____ Dataset content
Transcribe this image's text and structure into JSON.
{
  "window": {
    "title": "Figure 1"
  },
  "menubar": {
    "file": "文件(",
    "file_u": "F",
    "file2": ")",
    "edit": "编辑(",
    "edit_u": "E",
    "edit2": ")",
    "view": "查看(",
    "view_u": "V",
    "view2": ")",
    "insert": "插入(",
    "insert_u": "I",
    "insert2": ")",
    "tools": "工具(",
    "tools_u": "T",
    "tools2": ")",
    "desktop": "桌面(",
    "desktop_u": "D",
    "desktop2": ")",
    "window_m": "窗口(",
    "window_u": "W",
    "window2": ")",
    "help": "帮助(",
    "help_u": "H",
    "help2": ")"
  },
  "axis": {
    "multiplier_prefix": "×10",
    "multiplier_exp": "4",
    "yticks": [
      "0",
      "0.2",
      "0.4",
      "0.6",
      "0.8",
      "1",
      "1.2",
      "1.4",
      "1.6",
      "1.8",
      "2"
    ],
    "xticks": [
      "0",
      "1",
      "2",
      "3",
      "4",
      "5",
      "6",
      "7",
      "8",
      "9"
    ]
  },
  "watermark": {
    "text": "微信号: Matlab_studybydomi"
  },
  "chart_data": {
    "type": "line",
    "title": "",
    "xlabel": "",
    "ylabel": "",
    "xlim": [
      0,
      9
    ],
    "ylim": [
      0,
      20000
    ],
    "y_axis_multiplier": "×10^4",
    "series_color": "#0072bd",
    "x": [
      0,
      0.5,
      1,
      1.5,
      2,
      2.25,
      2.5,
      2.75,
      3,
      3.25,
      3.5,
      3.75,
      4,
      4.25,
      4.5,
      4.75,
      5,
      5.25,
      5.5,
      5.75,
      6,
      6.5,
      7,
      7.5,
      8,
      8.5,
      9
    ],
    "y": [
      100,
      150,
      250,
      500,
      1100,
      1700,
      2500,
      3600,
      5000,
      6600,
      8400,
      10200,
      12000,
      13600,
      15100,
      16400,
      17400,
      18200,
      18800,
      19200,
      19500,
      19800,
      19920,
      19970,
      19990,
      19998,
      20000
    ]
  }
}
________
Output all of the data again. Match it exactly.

▸ Result for this task
Transcribe this image's text and structure into JSON.
{
  "window": {
    "title": "Figure 1"
  },
  "menubar": {
    "file": "文件(",
    "file_u": "F",
    "file2": ")",
    "edit": "编辑(",
    "edit_u": "E",
    "edit2": ")",
    "view": "查看(",
    "view_u": "V",
    "view2": ")",
    "insert": "插入(",
    "insert_u": "I",
    "insert2": ")",
    "tools": "工具(",
    "tools_u": "T",
    "tools2": ")",
    "desktop": "桌面(",
    "desktop_u": "D",
    "desktop2": ")",
    "window_m": "窗口(",
    "window_u": "W",
    "window2": ")",
    "help": "帮助(",
    "help_u": "H",
    "help2": ")"
  },
  "axis": {
    "multiplier_prefix": "×10",
    "multiplier_exp": "4",
    "yticks": [
      "0",
      "0.2",
      "0.4",
      "0.6",
      "0.8",
      "1",
      "1.2",
      "1.4",
      "1.6",
      "1.8",
      "2"
    ],
    "xticks": [
      "0",
      "1",
      "2",
      "3",
      "4",
      "5",
      "6",
      "7",
      "8",
      "9"
    ]
  },
  "watermark": {
    "text": "微信号: Matlab_studybydomi"
  },
  "chart_data": {
    "type": "line",
    "title": "",
    "xlabel": "",
    "ylabel": "",
    "xlim": [
      0,
      9
    ],
    "ylim": [
      0,
      20000
    ],
    "y_axis_multiplier": "×10^4",
    "series_color": "#0072bd",
    "x": [
      0,
      0.5,
      1,
      1.5,
      2,
      2.25,
      2.5,
      2.75,
      3,
      3.25,
      3.5,
      3.75,
      4,
      4.25,
      4.5,
      4.75,
      5,
      5.25,
      5.5,
      5.75,
      6,
      6.5,
      7,
      7.5,
      8,
      8.5,
      9
    ],
    "y": [
      100,
      150,
      250,
      500,
      1100,
      1700,
      2500,
      3600,
      5000,
      6600,
      8400,
      10200,
      12000,
      13600,
      15100,
      16400,
      17400,
      18200,
      18800,
      19200,
      19500,
      19800,
      19920,
      19970,
      19990,
      19998,
      20000
    ]
  }
}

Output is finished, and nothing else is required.